    When you make a deal with the Devil (such as creating a coalition with people antagonistic toward science when it says things they don’t like in order to promote a viewpoint built on science), it often costs you your soul. Given that the potential for the future habitability of the planet may be at stake, perhaps Drummond feels that’s a price worth paying.

    To clarify, I’m only offering a third hypothesis to the two that PZ is presenting (Drummond is an evolution denier or Drummond poorly expressed himself). I have no idea what the case may be, but if this hypothesis is correct I imagine it would hard to get him to be unambiguous since that ambiguity would be intentional.

  14. says

    JPF: Just wanted to mention that the coalition of evangelicals and scientists has tried this before and it failed because the evangelicals could not abide the science. This time the various parties have agreed to ignore certain differences. But this is a little like Middle East peace talks. … I wouldn’t put too much money on it.

    Even the way the press has developed is a little strange, with carefully timed releases and virtual embargos, etc. I imagine people are walking on eggs. Which, I suppose, supports your point.

  15. says

    That sets back the fight to stem global warming. Nothing like some bozo claiming that global warming is “more certain than evolution” to make one doubt his competence on climate change.

    Can’t they find anyone with a higher regard for science than Drummond appears to have, to point out the dangers this planet is facing?

    Glen D
    http://tinyurl.com/b8ykm

  16. Graculus says

    Just wondering, has anyone considered remedial training?

    Posted by: Rocky

    Hit him on the nose with rolled up talkorigins faqs?

  17. Jeff Chamberlain says

    Looking just at Drummond’s words, he says that one piece of science (global warming)is a “whole lot more certain” than another piece of science (evolution). Is it?

    There seems (on Drummond’s formulation) to be 5 options: Compared to evolution, global warming is (1) a whole lot more certain, (2) more certain, (3) equally certain, (4) less certain, or (5) a whole lot less certain.

    This seems (on the face of it, to me, an amateur) like a legitimate question, but if it’s not, why not?

  18. JD Malmquist says

    It’s not a legitimate question in the format provided. If the interviewer really wants a sensible answer, details need to be provided. What particular well-informed “controversy” has been recently disproven within the global warming community to make it “more certain”? Or, phrase the opposite of that question for evolution? What particular challenge to the theory of evolution has gained actual, legitimate, scientific ground? Of course, there is no overarching challenge to either field of science. If there were such a challenge, I would expect to hear the scientific details, as opposed to someone pontificating about their pet theories in such a condescending manner.

    So I find problems with both the questioner and the answerer. The person asking the question did not want a detailed and convincing response, and the professor in question played his part perfectly. He gave the impression that there was a controversy within the theory of evolution without detailing the argument against it.

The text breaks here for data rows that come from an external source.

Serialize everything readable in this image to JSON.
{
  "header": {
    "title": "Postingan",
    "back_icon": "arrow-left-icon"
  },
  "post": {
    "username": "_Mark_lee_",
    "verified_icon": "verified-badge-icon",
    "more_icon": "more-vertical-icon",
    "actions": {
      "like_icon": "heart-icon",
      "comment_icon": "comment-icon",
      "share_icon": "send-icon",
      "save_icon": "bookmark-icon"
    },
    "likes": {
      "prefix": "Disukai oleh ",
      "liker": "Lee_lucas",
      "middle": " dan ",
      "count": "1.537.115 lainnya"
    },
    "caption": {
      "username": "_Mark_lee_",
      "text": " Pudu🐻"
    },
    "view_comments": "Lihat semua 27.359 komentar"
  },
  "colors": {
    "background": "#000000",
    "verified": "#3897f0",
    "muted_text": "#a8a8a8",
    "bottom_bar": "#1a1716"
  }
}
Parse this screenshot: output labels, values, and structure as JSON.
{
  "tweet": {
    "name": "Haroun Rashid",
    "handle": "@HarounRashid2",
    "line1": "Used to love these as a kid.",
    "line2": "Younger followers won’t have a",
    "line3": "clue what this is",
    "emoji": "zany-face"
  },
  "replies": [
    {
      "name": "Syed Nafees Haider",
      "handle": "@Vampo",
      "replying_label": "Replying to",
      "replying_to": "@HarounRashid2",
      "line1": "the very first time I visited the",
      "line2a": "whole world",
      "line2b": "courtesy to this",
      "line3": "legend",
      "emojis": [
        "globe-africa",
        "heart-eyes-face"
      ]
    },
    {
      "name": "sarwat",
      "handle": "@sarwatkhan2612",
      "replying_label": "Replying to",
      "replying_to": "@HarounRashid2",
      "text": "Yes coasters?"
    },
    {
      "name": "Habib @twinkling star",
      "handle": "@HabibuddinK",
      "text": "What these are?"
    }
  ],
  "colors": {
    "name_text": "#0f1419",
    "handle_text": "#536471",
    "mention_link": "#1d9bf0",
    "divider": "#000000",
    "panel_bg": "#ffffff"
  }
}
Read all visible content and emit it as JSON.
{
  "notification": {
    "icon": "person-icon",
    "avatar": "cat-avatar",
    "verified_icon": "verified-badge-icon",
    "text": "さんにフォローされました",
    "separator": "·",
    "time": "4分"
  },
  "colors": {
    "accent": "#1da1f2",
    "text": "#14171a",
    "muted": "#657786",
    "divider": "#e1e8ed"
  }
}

    All that said, I would actually think that what he meant to say was that there was a public perception that global climate change was seen as undeniable – again, by carefully not saying man-made global climate change – and that again the public perception of evolution was sketchy. And if that was what he intended to say, he’d be completely correct even as he glossed over the real problem. The science is rarely presented in these types of articles.

    Instead, what is presented is how you should FEEL about the science. “You should feel good about what we think about the way the world is changing, and I’m going to step all over another field that I care less about in order to gain emotional leverage with you.”

    But he knew he couldn’t make his points about climate change if he got all caught up in trying to define “theory”.

  19. Alexander Vargas says

    Not all religions are equally valid. Creationism provides an example. Creationist religions that deny evolution are having problems with their understanding of science.